“How she would make him fawn, and
beg and seek,
And wait the season and observe the times,
And spend his prodigal wit in bootless rhymes.”
But then L’Isle was so punctilious on points of duty, and Major Conway had been so confident that she could not detain him in Elvas, that she begun to doubt it herself, and resolved to spare no pains to gain her end. So she at once sat down and penned an artful note; then calling for her fine footman, dispatched him with it to L’Isle’s quarters, after schooling him well that he was to give it to the colonel’s own man, with strict injunctions to put it in his master’s hand on his return—if possible—before his foot was out of the stirrup; certainly, before he got any other letter awaiting him.
Meanwhile, L’Isle was zealously fulfilling his mission at Badajoz. He had made such good speed the evening before, that though the sun had set on him in Elvas, some lingering rays of twilight still fell on the round Moorish tower of white marble, on either hand, as he entered the bridge-gate of Badajoz.
No sooner had he alighted at the posada, than he wrote a note, and sent it to the governor of the place, saying, that having just come back from Andalusia, whither he had been sent on an important mission by Sir Rowland Hill, and not doubting that the Spanish dignitary would be glad of news from that province, he would wait on him at breakfast next morning. This done, and learning that many of the Spanish officers were to be found at another posada, he hastened thither, soon meeting acquaintances—and making more—among them. He knew well how to approach the Spaniard, mingling the utmost consideration with his frank address, and taking pains to make himself agreeable, even to that puppy, Don Alonso Melendez, whom he found among them. Many of them were at cards, and the dice were not idle. L’Isle soon found a place among the gamesters, and took care to lose a few pieces to more than one of his new friends; a thing easily done, they being in high practice, and he little skilled in these arts. Having thus made himself one of them, he, like a true Englishman, set to drinking, contrived to get about him some of the graver and less busy of the gentlemen present, and, while discussing with them the best wine the house afforded, he adroitly turned the conversation to the topics on which he sought information. He did not go to bed, at a late hour, without having learned much as to the garrison of Badajoz, and of the few precautions taken for the safety of this important fortress.
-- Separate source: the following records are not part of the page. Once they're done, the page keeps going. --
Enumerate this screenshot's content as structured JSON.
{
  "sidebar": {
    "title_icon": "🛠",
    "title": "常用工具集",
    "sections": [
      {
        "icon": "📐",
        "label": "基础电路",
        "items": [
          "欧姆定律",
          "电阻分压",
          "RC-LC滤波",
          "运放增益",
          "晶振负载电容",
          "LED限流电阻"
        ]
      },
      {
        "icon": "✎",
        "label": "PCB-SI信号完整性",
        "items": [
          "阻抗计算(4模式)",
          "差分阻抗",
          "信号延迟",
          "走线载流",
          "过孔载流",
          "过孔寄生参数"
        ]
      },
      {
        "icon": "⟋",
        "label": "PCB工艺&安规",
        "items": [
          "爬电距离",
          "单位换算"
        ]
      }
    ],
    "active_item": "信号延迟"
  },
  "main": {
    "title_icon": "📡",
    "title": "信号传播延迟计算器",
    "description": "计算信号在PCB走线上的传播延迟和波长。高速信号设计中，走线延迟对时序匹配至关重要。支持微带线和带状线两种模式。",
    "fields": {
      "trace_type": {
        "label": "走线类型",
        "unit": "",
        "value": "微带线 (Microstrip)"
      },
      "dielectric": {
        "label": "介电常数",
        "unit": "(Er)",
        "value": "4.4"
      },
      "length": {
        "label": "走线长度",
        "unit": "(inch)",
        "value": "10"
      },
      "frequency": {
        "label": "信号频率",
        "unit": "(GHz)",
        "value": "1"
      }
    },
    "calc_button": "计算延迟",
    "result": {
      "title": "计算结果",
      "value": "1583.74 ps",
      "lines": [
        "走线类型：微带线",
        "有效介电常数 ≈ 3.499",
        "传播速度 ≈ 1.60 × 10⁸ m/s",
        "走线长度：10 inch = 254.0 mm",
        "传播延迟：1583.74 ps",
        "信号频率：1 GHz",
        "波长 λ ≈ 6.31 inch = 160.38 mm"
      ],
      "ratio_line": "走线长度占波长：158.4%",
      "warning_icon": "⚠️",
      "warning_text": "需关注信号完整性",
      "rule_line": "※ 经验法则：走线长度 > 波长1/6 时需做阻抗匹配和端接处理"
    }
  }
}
Early in the morning, L’Isle called on the governor, and found him in his dressing-gown, just ready for his chocolate. The Don was well pleased to hear L’Isle’s account of the force coming up from Andalusia, of his interviews with officers high in command in it, and his comments on the spirit, activity, and endurance of the Spanish soldier. This led to further conversation, in which L’Isle, while sipping chocolate with the Spaniard, took occasion to abuse the French roundly, which was agreeable enough to his host; but he quite won his heart by the unfeigned contempt and abhorrence he expressed for the Afrancesados.